## The data
════════════════════

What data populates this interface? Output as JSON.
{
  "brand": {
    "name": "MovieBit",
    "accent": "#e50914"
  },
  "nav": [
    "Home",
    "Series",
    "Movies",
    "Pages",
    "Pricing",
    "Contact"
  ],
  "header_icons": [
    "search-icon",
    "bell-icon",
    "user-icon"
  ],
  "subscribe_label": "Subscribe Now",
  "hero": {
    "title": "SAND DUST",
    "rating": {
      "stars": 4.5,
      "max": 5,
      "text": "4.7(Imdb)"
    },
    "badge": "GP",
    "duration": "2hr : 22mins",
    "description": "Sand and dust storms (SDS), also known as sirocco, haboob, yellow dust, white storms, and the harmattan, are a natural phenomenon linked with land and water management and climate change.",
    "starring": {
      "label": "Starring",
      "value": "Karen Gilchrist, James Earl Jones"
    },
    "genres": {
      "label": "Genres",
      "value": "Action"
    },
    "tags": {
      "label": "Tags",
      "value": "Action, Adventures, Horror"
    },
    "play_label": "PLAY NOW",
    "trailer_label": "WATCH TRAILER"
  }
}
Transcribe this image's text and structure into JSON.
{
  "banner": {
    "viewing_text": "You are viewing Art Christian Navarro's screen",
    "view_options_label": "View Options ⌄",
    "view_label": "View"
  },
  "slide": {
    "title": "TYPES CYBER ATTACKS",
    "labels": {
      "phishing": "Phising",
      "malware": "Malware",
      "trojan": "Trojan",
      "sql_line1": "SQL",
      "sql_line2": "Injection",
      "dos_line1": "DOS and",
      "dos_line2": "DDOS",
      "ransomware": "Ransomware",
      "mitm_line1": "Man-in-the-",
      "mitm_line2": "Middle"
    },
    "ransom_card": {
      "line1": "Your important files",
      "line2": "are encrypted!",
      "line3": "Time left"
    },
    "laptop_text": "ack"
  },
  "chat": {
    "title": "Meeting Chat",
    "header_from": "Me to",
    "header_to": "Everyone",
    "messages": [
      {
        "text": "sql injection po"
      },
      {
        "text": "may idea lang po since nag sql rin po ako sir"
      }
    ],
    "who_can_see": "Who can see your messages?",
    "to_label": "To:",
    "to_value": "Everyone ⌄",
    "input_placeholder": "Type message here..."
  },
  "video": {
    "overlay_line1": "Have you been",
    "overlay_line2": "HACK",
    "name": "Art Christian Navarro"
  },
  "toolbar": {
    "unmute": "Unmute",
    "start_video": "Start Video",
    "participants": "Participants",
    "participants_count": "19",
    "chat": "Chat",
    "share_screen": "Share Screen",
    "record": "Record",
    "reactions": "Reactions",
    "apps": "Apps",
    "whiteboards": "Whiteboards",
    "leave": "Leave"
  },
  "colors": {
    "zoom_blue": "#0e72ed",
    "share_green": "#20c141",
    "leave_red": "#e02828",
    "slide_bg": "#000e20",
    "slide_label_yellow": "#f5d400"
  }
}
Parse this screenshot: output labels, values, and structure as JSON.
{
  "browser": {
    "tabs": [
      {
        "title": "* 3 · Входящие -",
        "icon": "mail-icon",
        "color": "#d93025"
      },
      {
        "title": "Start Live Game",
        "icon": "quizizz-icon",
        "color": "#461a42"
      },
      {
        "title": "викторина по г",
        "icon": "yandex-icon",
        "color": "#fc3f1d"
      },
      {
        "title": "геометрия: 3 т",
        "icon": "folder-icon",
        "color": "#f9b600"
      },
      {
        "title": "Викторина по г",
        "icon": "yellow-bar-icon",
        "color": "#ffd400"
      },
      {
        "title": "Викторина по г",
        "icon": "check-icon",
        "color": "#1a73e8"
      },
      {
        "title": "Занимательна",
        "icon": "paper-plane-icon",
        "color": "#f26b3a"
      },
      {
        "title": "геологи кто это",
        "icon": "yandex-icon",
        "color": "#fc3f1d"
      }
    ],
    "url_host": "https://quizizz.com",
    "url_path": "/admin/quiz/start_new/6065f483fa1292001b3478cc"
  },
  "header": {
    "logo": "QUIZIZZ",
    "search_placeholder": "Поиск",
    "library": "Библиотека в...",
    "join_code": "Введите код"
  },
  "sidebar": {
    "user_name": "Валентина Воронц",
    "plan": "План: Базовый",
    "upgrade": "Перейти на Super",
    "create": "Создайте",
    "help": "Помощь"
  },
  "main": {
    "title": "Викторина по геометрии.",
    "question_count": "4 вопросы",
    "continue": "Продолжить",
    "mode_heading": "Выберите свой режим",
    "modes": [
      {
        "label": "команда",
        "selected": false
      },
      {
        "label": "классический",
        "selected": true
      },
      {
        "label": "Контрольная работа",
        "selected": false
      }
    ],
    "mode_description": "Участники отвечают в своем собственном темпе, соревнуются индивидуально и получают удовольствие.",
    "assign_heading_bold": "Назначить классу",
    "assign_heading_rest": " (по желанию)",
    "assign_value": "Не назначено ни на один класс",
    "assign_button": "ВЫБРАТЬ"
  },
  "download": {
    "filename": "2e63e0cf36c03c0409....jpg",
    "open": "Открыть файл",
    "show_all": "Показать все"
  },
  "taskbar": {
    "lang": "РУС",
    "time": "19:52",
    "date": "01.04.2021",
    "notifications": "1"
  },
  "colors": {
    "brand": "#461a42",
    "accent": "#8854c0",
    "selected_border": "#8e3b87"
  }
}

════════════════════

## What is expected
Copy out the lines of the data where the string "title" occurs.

## Solution for this exercise
    "title": "SAND DUST",
    "title": "TYPES CYBER ATTACKS",
    "title": "Meeting Chat",
        "title": "* 3 · Входящие -",
        "title": "Start Live Game",
        "title": "викторина по г",
        "title": "геометрия: 3 т",
        "title": "Викторина по г",
        "title": "Викторина по г",
        "title": "Занимательна",
        "title": "геологи кто это",
    "title": "Викторина по геометрии.",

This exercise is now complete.